Letter to the Editor
Policing and Immigrants
To the Editor:
Re “ Little-Known Guide (Definitely Not for Tourists) Helps Police in a Diverse City ” (news article, June 11):
In the last decade, more than two-thirds of states saw their foreign-born populations increase by at least 30 percent. A significant proportion of the growth is happening in areas that were once unfamiliar with immigration — in rural communities, suburbs and small cities.
Work that we have done with the Justice Department's Office of Community Oriented Policing Services aims to foster continuing collaborations between police departments and the immigrant communities they serve.
We have identified some promising practices in the field: comprehensive approaches, including dedicated community liaisons, multicultural police advisory councils, and training for police personnel that is developed in partnership with community members.

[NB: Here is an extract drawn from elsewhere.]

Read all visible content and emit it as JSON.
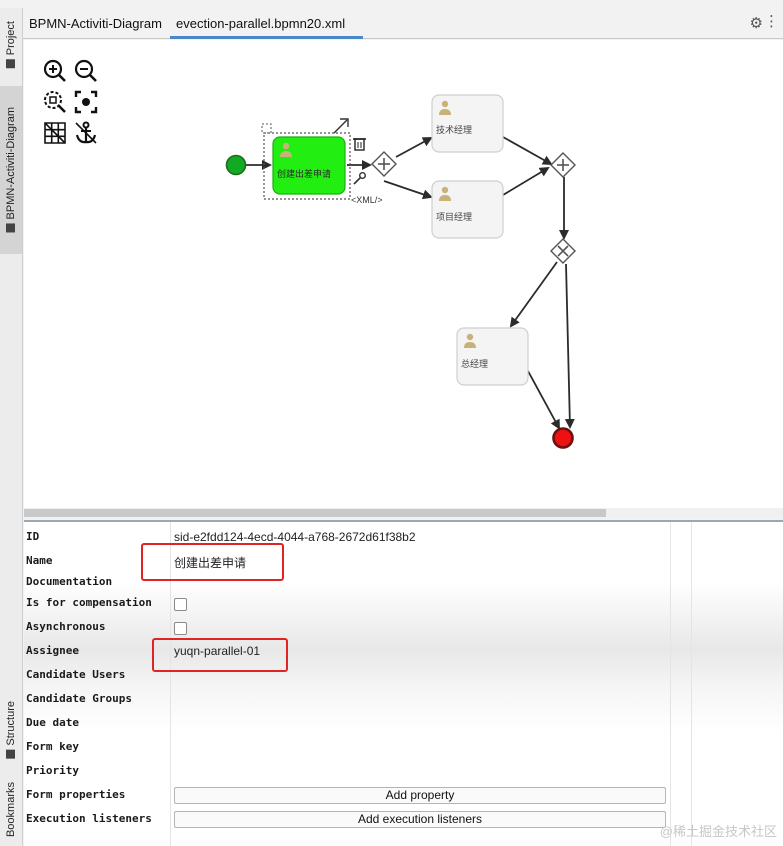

Effective efforts include training guides, but need to go beyond them and directly involve the community in learning about its barriers to receiving police protection and services. A police officer can learn volumes about a specific community's needs through interactions that take place at a community-based cafe or during a walk through a neighborhood.
Finally, prosecutors, courts, corrections departments and other criminal justice agencies need to think about how to strategically encourage cooperation and gain the trust of the many communities they serve.
New York, June 13, 2013
The writer is program director at the Center on Immigration and Justice, Vera Institute of Justice.
Montebello Unified School District police explorers honored for service
by Sandra T. Molina
MONTEBELLO-After its students logged more than 1,400 community service hours over the past year, the Montebello Unified School District celebrated the achievements of its 30 police explorers during the biennial recognition and graduation ceremony at Eastmont Intermediate School recently.
"These students are an integral part of this community and this is our way of recognizing them for all of the great work they do," said MUSD police Chief Linh Dinh, who heads the program. "I'm so proud of all of our police explorers, some of whom have been involved in Post 640 since its inception in 2009."
The explorer program was founded to provide youths, ages 14 to 20, with a snapshot of law enforcement careers, and also promotes important values including respect, discipline and responsibility.
In addition to shadowing MUSD police officers, the explorers also volunteer and provide assistance at athletic games, and at other district and community events.
The course curriculum, taught by Dinh and other post advisors, includes training on leadership, ethics, search and seizure, community policing, traffic enforcement and more.
"This is a truly unique program that I am sure will have a lasting impact on these students for the rest of their lives," said MUSD board President Hector Chacon. "Not only are we exposing our police explorers to a potential career path, we're also providing them with a wealth of experience and skills that will no doubt benefit them in the future."
Several students have already expressed interest in pursuing careers in criminal justice and public service. In fact, since the inception of the post, about a dozen have gone on to attend the L.A. County Sheriff's Explorer Academy, the Los Angeles Police Academy, and the military.
During Wednesday's graduation, the district honored its all-female color guard, which was formed last year and has since gained high regard in the community.
They are often asked to perform the ceremonial presentation of colors at various community events.
The explorer program is a Learning for Life program of the Boy Scouts of America.
Unlike members of other explorer posts, students in MUSD's program receive course credit for their successful participation and completion of course requirements.
Recruitment for the program is held each fall, however individuals can join at any point during the school year.
For more information about the program, log onto www.montebello.k12.ca.us/musdpd_explorers.